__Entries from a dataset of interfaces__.
....

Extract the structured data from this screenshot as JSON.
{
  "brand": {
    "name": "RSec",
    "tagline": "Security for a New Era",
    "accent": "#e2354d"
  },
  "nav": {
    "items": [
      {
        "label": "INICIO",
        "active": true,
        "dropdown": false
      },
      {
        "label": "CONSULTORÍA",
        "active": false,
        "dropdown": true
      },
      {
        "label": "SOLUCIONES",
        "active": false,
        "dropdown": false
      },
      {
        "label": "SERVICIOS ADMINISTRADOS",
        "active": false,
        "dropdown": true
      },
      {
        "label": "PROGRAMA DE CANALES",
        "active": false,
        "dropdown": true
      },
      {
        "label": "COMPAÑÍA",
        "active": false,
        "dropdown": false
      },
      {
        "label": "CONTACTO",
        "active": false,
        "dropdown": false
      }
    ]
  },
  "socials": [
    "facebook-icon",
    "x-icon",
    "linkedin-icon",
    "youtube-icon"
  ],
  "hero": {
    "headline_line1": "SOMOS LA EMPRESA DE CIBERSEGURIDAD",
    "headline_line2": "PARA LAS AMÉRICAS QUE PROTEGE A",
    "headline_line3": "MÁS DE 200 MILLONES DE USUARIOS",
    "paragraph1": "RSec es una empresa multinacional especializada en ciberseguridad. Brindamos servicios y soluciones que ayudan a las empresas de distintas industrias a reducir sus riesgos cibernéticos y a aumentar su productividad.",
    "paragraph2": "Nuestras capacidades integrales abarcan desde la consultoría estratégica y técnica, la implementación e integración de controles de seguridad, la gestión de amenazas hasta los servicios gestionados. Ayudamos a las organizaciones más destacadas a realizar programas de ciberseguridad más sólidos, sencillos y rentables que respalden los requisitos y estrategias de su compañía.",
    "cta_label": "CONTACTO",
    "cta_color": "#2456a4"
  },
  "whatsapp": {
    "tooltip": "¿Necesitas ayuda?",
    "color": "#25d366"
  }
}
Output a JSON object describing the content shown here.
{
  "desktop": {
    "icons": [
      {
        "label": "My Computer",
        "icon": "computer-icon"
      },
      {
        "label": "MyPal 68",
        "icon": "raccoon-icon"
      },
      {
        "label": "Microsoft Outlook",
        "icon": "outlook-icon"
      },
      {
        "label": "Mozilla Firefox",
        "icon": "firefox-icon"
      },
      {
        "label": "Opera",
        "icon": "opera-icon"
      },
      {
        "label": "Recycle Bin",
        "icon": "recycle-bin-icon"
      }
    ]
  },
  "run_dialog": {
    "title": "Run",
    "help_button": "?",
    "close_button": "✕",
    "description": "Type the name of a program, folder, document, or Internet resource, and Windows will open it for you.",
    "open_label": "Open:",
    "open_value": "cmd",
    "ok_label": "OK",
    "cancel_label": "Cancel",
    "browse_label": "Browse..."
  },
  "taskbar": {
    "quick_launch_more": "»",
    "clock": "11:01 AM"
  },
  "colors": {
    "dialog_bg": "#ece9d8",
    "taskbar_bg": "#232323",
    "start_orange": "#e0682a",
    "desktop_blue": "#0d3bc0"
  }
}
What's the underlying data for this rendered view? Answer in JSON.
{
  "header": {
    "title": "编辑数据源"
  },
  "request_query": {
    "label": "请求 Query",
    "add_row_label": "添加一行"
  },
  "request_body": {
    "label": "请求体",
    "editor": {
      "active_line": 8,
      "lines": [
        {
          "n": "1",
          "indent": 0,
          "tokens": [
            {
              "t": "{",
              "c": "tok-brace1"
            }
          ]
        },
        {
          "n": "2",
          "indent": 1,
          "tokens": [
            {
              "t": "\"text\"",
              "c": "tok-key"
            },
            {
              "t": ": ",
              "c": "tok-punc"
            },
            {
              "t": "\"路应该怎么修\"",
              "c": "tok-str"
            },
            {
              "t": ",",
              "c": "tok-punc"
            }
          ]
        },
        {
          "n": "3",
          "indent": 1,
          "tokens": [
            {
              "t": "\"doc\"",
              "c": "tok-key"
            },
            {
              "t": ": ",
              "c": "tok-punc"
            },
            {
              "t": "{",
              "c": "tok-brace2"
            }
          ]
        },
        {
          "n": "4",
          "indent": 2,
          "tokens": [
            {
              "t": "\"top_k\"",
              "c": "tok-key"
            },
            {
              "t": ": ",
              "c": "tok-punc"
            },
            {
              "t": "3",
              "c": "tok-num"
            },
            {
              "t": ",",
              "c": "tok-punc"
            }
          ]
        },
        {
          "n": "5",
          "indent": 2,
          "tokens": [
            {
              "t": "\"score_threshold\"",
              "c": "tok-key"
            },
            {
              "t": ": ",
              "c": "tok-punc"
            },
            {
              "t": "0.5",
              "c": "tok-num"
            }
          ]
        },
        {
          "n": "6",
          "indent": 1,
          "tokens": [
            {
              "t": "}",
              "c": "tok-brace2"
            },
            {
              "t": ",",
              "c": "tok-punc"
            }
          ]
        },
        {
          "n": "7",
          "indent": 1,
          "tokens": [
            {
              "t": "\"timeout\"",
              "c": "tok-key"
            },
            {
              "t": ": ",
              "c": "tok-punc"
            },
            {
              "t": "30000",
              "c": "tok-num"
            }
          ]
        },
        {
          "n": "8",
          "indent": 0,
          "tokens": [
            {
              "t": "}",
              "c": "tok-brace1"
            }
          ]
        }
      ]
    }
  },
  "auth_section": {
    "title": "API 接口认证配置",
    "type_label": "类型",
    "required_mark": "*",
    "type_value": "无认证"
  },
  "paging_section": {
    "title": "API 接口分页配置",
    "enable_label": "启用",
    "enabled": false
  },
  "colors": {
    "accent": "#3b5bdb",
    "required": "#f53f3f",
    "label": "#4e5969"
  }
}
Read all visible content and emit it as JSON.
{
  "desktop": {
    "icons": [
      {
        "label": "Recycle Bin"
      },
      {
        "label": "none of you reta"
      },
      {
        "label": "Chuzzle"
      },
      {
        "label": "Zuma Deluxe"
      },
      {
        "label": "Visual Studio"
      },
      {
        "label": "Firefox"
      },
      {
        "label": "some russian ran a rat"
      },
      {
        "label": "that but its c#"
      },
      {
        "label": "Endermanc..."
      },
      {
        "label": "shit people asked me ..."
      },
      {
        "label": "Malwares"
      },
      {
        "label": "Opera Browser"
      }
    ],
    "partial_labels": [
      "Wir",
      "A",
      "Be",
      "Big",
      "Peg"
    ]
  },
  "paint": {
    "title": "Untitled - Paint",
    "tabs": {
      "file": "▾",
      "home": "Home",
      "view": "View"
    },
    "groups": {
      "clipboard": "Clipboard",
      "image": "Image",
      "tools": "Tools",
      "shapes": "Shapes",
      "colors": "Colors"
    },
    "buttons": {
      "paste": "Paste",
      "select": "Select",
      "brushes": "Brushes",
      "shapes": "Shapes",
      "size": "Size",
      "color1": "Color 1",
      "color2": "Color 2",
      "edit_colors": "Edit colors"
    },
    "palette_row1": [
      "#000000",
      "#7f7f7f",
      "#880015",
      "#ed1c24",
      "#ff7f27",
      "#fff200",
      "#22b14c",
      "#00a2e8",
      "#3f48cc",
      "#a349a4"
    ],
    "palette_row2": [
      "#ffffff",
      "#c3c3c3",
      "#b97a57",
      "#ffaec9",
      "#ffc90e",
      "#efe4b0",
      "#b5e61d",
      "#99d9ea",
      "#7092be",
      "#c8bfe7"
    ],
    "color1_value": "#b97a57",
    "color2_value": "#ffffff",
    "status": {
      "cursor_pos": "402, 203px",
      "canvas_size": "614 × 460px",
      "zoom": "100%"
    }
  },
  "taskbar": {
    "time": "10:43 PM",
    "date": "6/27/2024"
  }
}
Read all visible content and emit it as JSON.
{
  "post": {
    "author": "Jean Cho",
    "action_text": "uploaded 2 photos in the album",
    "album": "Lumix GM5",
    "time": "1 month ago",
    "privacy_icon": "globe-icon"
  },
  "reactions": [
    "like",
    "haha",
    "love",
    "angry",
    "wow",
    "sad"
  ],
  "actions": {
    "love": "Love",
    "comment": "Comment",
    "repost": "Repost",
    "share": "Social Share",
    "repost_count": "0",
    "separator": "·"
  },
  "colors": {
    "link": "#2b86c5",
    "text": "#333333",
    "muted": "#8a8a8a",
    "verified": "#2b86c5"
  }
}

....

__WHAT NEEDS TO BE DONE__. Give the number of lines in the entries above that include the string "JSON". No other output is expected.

__WRITTEN REPLY__. 5